                And I'm still disenchanted with Saccone's. They changed something about 2 years ago.

                2 Replies
                1. re: rudeboy

                  I’ve given Home Slice two separate tries. Both times the pie’s entire crust/dough had the consistency of a saltine cracker. I find there is nothing worse than trying to enjoy a piece of pizza that is like three day old sun drenched cardboard. On both of my visits the pie was over baked with enormous air bubbles present throughout the dough. The cheese had a nasty cottage cheese like consistency, usually a sign of sub-par quality. I also had a salad the second go around. It was average at best.

                  I told a friend about my last two experiences at Home Slice and he related to my experience, but he said he would be returning ‘cause the joint has “great atmosphere.” What? I guess that’s what a dining experience is coming down to on South Congress. Give me burnt, dry, food at inflated prices. Your patrons will tolerate their dining experience as long as the hip factor is on the up-n-up. Barf.

                  Die Hipster Scum,
                  Sam Sneed

                  1. re: Sam Sneed

                    To some, a cracker consistency crunch and air bubbles are hallmarks of authentically NY style pizza. I haven't been there, so I can't be sure.

                    The perfect slice of pizza is elusive...it's the one thing that you can't ever be totally satisfied, because you can't recreate the taste that you loved so much when you were a kid. For me, one of the perfect pies ever was at Angelo's pizza in Orange Texas. My family didn't go out much, but when we did, sometimes we went to Angelo's. The dark lighting, the red globe candles, the sweet crust, perfect cheese, and thick pepperoni. I'm sure if I had it now I would be disappointed. I still crave that flavor, but I will never find it.

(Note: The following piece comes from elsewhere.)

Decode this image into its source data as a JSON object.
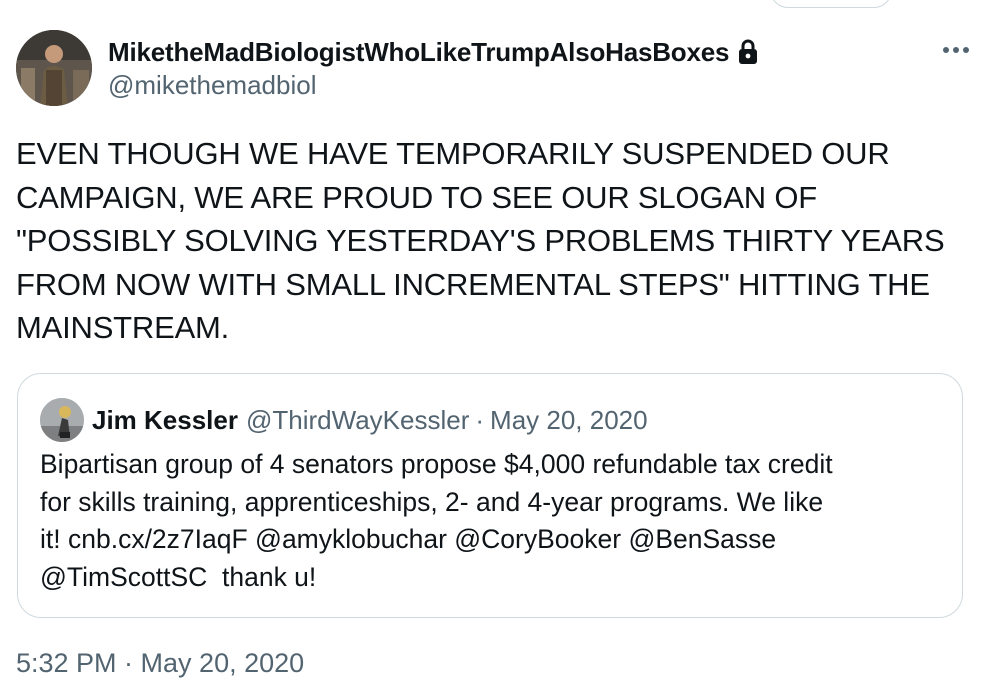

                2. forget homeslice! anyone tried southside flying pizza? its the best in austin by far!!!